André Aciman, a professor of comparative literature at the City University of New York Graduate Center, is the author of the memoir “Out of Egypt.”

Copyright 2009
The New York Times Company

Tuesday, June 9, 2009

More on Economizing

Obama's Cairo Speech

On my shul's listserv, there's a debate going on about Obama's speech in Cairo. The debate starts with that perennial, parochial question:

"But is it good for the Jews?"

This link is the most recent one suggesting the answer is a resounding NO.

I disagreed. I liked my contribution so much I wanted to give it wider distribution.

Here 'tis:

"I’m reading these [links] with interest, albeit cringingly.

We’ll be [in Israel] for 10 days this summer.

It will be my fifth visit, but [RFB]’s second and young [MiDC]’s first, so we’ll be on a standard tour.

Still, I hope to talk with friends and teachers on the ground.

I may even break away to try to spend a day at a high school I attended in September/October of 1979.

Here in the galut [Diaspora], a Zionist must be sure his own views make sense on the ground.

The best guidepost is actual Israelis, for whom these are existential questions, not debate fodder on a Northern Virginia listserv.

In my experience, the range of views expressed by Israelis is wide. Abie Nathan and Zeev Jabotinsky are both treasured Zionist icons.

When I’m back, I hope to be able to add useful responses to the fears generated by parts of one point in the masterful, inspirational, six-point speech President Obama delivered in Cairo.

In the meantime, I’ll just say that, taken as a whole, the speech was a much bigger challenge to the Muslim and Arab worlds than to Zion.

The man speaks truth to power.

In Cairo, he challenged governments that purport to be democracies but deny their citizens basic human rights and hold “elections” unworthy of the name.


In the cradle of the Muslim Brotherhood, he demanded justice for Muslim women.

In the birthplace of jihidi mastermind Ayman al-Zawahiri --- bin Laden’s second-in-command [and] the planner of Anwar Sadat’s assassination --- he called out al Queda’s twisted theology.
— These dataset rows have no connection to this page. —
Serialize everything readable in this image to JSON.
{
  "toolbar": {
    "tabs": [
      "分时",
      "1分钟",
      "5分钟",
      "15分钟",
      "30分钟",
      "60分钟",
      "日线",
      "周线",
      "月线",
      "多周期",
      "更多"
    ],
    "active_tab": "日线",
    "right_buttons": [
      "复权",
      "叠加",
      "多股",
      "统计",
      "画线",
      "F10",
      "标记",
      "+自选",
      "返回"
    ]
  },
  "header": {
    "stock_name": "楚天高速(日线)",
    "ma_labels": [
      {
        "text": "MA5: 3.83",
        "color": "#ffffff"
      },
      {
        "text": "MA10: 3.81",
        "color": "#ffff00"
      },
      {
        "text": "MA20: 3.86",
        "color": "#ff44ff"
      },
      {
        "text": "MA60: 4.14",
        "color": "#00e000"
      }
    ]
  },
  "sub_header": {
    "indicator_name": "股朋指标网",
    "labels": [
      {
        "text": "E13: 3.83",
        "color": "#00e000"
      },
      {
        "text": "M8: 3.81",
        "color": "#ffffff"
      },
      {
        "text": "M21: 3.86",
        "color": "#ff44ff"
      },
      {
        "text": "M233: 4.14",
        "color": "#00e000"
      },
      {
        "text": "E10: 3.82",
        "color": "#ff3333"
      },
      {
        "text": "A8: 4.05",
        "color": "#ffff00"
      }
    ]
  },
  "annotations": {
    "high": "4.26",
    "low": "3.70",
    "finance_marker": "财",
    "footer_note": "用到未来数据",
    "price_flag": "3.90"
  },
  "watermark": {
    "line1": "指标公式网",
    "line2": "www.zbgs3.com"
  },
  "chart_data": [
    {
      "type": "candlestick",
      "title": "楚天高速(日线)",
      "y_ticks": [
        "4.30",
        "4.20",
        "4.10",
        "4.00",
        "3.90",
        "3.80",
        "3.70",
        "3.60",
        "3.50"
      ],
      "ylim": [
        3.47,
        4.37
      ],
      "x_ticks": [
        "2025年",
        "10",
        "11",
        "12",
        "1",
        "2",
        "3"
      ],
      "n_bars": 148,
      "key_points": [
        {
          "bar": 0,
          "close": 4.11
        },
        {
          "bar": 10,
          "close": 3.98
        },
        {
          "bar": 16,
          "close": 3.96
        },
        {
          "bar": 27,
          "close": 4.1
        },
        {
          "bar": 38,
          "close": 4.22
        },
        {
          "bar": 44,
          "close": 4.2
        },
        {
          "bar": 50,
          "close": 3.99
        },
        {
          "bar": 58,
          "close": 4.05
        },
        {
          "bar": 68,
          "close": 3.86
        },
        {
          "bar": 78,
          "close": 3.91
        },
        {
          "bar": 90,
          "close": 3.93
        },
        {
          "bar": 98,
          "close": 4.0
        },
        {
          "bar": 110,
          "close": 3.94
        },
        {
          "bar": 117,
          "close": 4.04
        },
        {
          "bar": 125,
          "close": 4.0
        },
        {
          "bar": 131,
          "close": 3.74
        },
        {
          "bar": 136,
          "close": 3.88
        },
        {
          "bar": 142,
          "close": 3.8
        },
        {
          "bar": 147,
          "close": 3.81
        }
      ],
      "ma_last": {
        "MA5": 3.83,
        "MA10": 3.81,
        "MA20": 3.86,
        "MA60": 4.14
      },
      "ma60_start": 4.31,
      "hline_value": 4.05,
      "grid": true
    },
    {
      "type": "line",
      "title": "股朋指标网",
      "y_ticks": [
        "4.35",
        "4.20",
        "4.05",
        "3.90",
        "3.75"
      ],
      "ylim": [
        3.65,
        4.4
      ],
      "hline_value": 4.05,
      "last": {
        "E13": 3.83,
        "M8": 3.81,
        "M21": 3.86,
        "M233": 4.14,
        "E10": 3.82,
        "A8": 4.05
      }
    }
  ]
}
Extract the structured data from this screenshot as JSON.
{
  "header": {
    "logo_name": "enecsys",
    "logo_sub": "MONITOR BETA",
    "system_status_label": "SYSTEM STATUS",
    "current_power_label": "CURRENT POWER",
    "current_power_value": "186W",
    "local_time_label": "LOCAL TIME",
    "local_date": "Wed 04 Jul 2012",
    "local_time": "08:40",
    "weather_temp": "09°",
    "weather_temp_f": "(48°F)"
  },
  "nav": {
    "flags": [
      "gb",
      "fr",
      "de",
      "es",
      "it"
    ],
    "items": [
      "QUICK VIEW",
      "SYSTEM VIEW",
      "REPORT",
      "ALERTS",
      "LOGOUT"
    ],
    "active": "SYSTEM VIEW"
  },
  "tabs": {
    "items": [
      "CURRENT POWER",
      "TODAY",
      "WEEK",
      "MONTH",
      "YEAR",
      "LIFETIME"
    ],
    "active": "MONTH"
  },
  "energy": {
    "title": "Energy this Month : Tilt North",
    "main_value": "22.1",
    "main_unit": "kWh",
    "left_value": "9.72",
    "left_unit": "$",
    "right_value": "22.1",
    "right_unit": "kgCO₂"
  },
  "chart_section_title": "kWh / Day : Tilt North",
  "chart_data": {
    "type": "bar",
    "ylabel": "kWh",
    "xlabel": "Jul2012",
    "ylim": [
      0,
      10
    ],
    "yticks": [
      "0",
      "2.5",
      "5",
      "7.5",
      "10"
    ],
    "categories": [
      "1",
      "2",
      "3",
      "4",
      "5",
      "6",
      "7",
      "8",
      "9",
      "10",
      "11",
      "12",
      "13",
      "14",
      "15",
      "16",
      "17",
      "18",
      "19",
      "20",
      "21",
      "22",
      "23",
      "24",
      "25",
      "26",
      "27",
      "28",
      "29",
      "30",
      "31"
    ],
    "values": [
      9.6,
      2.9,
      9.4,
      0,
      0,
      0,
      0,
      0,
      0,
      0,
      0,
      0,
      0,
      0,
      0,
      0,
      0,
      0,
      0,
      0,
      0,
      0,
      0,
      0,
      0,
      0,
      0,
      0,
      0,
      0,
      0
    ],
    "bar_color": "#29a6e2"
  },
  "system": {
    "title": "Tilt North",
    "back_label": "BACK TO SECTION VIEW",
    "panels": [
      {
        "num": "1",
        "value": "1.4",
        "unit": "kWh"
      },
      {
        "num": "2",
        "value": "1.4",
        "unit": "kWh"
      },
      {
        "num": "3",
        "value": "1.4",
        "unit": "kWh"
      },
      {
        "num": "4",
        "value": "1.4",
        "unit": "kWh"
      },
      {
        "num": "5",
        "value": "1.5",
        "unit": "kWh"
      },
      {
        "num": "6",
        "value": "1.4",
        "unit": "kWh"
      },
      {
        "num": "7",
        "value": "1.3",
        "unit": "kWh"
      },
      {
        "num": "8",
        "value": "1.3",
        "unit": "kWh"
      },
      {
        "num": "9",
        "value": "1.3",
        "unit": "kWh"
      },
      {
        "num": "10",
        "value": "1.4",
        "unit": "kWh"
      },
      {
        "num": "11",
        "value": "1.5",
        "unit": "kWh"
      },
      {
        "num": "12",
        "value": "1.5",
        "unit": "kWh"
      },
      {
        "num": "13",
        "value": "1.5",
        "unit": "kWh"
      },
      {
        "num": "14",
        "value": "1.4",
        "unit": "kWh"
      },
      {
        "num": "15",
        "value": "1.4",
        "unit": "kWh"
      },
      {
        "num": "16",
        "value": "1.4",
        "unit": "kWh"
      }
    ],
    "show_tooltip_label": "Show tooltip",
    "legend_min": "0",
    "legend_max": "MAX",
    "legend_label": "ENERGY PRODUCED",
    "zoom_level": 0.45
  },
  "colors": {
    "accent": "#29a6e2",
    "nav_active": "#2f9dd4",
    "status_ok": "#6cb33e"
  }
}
He then proceeded to slice it, dice it, and display its remains for the blasphemous corruptions they are.

Call me Jack Valenti, but if I weren’t a chronic insomniac, I would sleep better at night knowing Obama is President.



Monday, June 8, 2009

Investment Advice for Hard Economic Times

If you had purchased $1,000 of AIG stock a year ago, you'd have $42 left.

With Lehman Brothers, you'd have $6.60 left.

With Fannie Mae or Freddie Mac, you'd have less than $5.

But if you purchased $1,000 worth of beer a year ago, drank all of the beer, then turned in the cans for the aluminum recycling refund, you'd have $214.*

*Thanks, as ever, to Michel

Friday, June 5, 2009

Children's Stage

2:00 p.m. tomorrow, Saturday, June 6.

Be there or be oblong.

All the cool kids will be there.

Wednesday, June 3, 2009


A little known fact....

The first testicular guard "Cup" was used in Hockey in 1874 and the first helmet was used in 1974.

It took 100 years for men to realize that the brain is also important.*

*Thanks, Michel,